(www.MaritimeCyprus.com) In order to reduce emissions from shipping, the European Union (EU) has introduced the shipping Monitoring, Reporting and Verification (MRV) regulation, which is designed to gather data on CO2 emissions based on ships’ fuel consumption.
It is considered the first step of a staged approach for the inclusion of maritime transport emissions in the EU’s GHG reduction commitment. The MRV regulation entered into force in July 2015.
In parallel, the IMO has introduced a three-step approach, based on collecting and analysing fuel consumption data, before agreeing what further actions may be required to reduce GHG emissions from ships. Through amendments to MARPOL Annex VI, the IMO Data Collection System (DCS) came into effect in March 2018.
Two new sets of regulations, running on two different timescales, present a big challenge for shipowners and operators.
TThe new Regulation 22A of MARPOL Annex VI applies to all ships of 5,000 GT and above engaged on international voyages.
The regulation does not apply to:
- Ships engaged on domestic voyages;
- Ships not propelled by mechanical means; and
- Platforms, including FPSOs, FSUs and drilling rigs.

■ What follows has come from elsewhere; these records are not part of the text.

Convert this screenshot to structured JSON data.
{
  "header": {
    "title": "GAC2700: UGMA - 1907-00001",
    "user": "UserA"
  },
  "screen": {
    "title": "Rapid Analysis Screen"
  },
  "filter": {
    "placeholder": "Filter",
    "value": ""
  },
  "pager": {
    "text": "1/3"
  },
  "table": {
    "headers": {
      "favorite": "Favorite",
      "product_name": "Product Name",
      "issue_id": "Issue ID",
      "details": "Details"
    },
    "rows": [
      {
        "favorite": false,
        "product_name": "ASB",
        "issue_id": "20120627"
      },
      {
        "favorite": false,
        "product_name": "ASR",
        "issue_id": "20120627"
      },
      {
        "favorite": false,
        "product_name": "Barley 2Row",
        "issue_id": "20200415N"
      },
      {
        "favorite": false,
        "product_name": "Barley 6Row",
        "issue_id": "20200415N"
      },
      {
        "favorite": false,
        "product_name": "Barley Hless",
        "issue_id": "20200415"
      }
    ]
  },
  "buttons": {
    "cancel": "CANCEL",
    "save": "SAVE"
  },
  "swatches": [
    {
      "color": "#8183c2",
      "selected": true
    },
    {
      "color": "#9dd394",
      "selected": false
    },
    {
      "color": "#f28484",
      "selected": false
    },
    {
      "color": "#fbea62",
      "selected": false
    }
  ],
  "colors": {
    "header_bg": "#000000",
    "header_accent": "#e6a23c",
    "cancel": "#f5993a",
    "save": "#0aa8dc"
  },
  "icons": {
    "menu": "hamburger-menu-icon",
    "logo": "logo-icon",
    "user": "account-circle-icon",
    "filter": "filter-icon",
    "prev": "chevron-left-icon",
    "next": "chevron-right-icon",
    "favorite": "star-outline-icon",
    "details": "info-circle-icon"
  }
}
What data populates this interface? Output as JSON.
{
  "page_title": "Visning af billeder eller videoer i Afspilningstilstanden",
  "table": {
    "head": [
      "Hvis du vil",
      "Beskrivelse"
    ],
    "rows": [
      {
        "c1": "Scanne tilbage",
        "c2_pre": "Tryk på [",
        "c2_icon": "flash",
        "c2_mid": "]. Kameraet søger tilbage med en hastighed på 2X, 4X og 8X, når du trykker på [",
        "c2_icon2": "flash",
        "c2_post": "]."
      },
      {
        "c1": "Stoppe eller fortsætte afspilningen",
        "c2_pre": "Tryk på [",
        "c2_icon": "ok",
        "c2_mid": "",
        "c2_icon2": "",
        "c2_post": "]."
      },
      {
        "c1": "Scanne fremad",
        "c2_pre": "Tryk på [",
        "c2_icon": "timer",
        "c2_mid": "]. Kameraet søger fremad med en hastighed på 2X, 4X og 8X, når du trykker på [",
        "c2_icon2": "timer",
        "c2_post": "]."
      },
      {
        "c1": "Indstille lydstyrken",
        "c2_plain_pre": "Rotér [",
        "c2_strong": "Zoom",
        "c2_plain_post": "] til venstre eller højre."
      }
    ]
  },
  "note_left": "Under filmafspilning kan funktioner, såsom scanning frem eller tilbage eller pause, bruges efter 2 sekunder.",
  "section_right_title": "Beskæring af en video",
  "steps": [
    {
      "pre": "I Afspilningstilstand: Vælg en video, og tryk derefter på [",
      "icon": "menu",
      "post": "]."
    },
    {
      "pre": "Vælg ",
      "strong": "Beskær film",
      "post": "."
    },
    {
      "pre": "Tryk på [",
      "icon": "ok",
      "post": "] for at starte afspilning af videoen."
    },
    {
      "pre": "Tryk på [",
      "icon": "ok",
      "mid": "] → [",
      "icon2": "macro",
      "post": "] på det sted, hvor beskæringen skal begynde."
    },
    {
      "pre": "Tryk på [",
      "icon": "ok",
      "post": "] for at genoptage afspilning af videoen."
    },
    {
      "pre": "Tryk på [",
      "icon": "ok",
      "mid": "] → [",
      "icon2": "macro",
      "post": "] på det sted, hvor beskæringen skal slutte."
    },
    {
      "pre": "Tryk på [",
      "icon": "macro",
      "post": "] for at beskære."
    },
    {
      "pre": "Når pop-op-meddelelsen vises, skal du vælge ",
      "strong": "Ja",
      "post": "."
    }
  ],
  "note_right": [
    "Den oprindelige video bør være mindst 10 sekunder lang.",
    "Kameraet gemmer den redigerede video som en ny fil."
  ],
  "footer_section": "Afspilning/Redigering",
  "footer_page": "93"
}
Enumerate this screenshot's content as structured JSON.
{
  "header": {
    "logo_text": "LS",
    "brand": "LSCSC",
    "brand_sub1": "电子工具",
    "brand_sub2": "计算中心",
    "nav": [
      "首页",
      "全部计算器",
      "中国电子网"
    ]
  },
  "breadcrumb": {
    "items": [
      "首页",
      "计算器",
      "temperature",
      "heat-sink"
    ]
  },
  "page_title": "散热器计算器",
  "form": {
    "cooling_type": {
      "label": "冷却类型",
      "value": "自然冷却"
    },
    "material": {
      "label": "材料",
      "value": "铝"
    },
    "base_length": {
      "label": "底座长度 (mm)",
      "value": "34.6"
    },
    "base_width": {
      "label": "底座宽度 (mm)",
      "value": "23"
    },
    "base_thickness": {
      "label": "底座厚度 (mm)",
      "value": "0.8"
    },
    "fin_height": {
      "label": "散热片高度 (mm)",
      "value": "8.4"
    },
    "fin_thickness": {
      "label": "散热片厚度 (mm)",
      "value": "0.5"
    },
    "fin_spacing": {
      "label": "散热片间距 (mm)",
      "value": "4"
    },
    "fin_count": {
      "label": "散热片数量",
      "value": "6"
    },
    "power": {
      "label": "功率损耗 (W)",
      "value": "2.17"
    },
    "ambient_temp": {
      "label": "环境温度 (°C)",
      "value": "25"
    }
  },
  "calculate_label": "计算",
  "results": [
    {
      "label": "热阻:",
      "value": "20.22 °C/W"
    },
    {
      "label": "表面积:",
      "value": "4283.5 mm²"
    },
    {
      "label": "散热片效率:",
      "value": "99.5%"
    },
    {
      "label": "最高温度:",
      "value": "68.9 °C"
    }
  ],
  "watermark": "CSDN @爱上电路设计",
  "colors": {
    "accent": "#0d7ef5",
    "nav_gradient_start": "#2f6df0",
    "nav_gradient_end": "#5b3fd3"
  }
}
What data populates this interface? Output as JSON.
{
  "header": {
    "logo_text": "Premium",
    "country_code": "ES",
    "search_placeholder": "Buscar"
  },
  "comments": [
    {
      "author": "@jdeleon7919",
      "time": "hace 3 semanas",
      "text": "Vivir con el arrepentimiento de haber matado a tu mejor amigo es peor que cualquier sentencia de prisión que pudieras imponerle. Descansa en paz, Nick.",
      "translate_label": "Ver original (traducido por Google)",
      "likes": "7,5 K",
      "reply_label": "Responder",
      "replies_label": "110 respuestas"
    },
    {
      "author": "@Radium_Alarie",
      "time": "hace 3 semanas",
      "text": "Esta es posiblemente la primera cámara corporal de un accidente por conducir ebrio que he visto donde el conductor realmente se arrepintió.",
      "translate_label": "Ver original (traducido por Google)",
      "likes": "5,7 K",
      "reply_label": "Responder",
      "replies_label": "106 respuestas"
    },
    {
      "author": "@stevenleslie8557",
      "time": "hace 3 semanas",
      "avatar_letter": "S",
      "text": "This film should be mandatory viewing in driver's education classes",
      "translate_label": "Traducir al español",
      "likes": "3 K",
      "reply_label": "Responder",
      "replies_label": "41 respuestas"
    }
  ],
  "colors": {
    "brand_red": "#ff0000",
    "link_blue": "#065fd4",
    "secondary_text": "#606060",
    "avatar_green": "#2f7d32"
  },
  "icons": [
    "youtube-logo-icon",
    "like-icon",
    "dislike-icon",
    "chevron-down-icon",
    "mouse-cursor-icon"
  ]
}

In case the ship is typically engaged on domestic voyages and exceptionally requires to undertake a single international voyage, an exemption from the Administration shall be issued (refer to the IMO MEPC.1/Circ.863 for guidance).
As required by the new Regulation 22A of MARPOL Annex VI:
- From calendar year 2019 (i.e. 01/01/2019 to 31/12/2019), each ship of 5,000 gross tonnage and above shall collect the data in a predefined form, for that and each subsequent calendar year or portion thereof, as appropriate, according to the methodology included in the SEEMP.
- At the end of each calendar year, the ship shall aggregate the data collected in that calendar year or portion thereof, as appropriate.
- Within three months after the end of each calendar year, the ship shall report to its Administration or any organization duly authorized by it, the aggregated value for each datum, via electronic communication and using a standardized format.
- Upon verification of the submitted data, the Administration or any organization duly authorized by it will issue to the ship by 31st of May a Statement of Compliance related to fuel oil consumption.
- Finally, the Administration will submit aggregated data to the IMO, which will maintain an anonymized IMO Ship Fuel Oil Consumption Database.
New SEEMP Part II
In order to collect the required data a new SEEMP Part II has to be developed to outline the methodology used to collect fuel oil consumption data. The SEEMP Part II shall include information of fuel oil consumption by the main engines, auxiliary engines, gas turbines, boilers and inert gas generator, for each type of fuel oil consumed, regardless of whether a ship is underway or not.
Methods for collecting data on annual fuel oil consumption in metric tonnes include:
- Method 1: using bunker delivery notes (BDNs)
- Method 2: using flow meters
- Method 3: using bunker fuel oil tank monitoring on board
- Method 4: direct CO2 emissions measurement (is not required by Regulation 22A of MARPOL Annex VI but may be used).
In addition SEEMP Part II shall include methods to measure distance travelled, hours underway, process that will be used to report the data to the Administration and other information.
SEEMP Part II must be developed following the IMO MEPC.282(70) that includes guidelines for the development of a data collection plan.
Finally, it is recommended that maritime companies upgrade their available IT tools to ensure data is collected for all ships worldwide consistently.
One common platform / data collection process should result in two separate reports:
- EU MRV Emissions Report, and
- IMO DCS Fuel Data Report.
Comparison of EU MRV and IMO-DCS
Timelines of EU MRV and IMO-DCS
Click below to download the relevant Guidance available from LR.
Source: IMO, EU, Lloyd's Register
Unless I have missed something measuring fuel consumed and using a formula to ascertain emissions is the basis of the Regulators.
This method may provide an indication of the state of the ship’s engine but it does not tell you what other gases are being emitted.
In terms of cars & lorries, we have all seen those polluters pumping out black smoke. If we used fuel consumption as a measure of emissions, what would it tell us. In Dutch cities they have land based monitors for cars & lorries entering cities, perhaps a more accurate method.
There are companies that produce emissions monitors placed on ships that transmit the data to the ship owners, which can be shared with the Regulators. A much more accurate method.
Reblogged this on Brittius.